◆ **What to produce**
Report each line of the data that has "title" somewhere in it.

○ ○ ○ ○ ○ ○ ○

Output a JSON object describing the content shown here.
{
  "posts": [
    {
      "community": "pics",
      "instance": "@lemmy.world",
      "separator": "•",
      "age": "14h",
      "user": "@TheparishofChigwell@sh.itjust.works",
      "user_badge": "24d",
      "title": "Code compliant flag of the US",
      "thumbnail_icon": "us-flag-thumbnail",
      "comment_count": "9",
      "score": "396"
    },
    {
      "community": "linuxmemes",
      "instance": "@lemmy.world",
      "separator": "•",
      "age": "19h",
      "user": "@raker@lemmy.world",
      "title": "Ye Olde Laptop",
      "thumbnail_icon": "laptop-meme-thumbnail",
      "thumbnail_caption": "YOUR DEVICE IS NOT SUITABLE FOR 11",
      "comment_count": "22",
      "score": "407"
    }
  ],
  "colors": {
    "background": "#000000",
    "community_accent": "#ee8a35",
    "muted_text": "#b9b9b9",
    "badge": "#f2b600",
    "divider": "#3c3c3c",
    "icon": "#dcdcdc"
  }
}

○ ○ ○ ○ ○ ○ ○

◆ **Output of the exercise**
      "title": "Code compliant flag of the US",
      "title": "Ye Olde Laptop",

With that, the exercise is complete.